■ **About this task**
What is needed is each line of the data below that holds the string "Güiza".

■ **Data listing**
***

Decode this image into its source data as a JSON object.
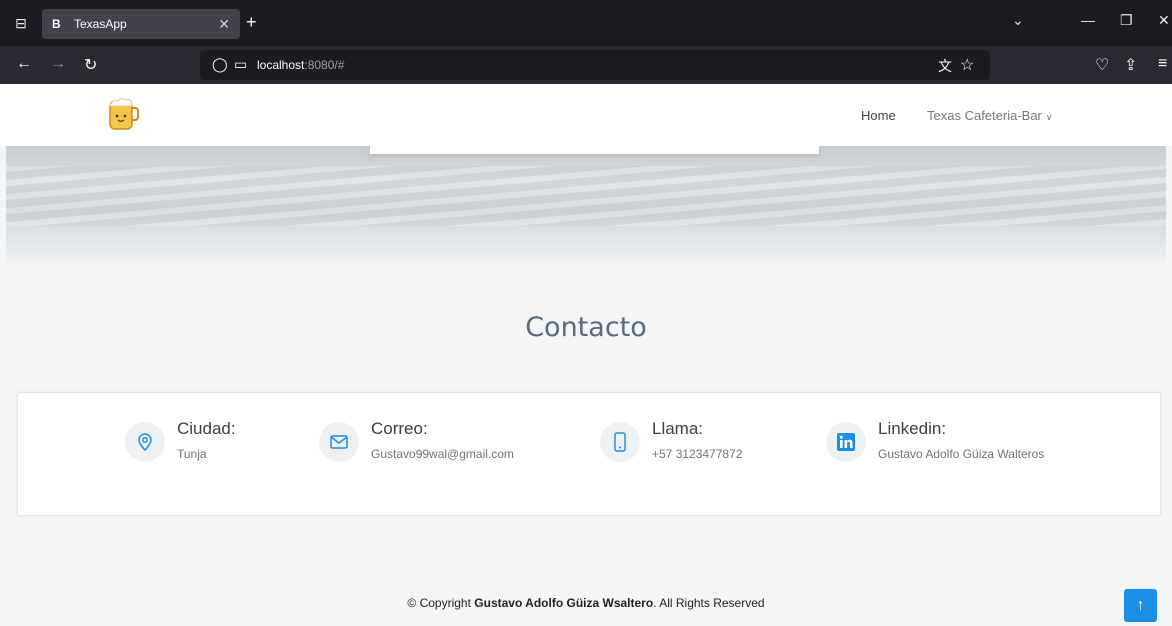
{
  "browser": {
    "tab_title": "TexasApp",
    "tab_favicon": "B",
    "url_host": "localhost",
    "url_rest": ":8080/#"
  },
  "header": {
    "nav_home": "Home",
    "nav_texas": "Texas Cafeteria-Bar"
  },
  "contact": {
    "title": "Contacto",
    "items": [
      {
        "icon": "location-pin-icon",
        "label": "Ciudad:",
        "value": "Tunja"
      },
      {
        "icon": "envelope-icon",
        "label": "Correo:",
        "value": "Gustavo99wal@gmail.com"
      },
      {
        "icon": "phone-icon",
        "label": "Llama:",
        "value": "+57 3123477872"
      },
      {
        "icon": "linkedin-icon",
        "label": "Linkedin:",
        "value": "Gustavo Adolfo Güiza Walteros"
      }
    ]
  },
  "footer": {
    "prefix": "© Copyright ",
    "owner": "Gustavo Adolfo Güiza Wsaltero",
    "suffix": ". All Rights Reserved"
  },
  "colors": {
    "accent": "#1a8fe3",
    "icon": "#1a8fe3"
  }
}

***

■ **Solution for this task**
        "value": "Gustavo Adolfo Güiza Walteros"
    "owner": "Gustavo Adolfo Güiza Wsaltero",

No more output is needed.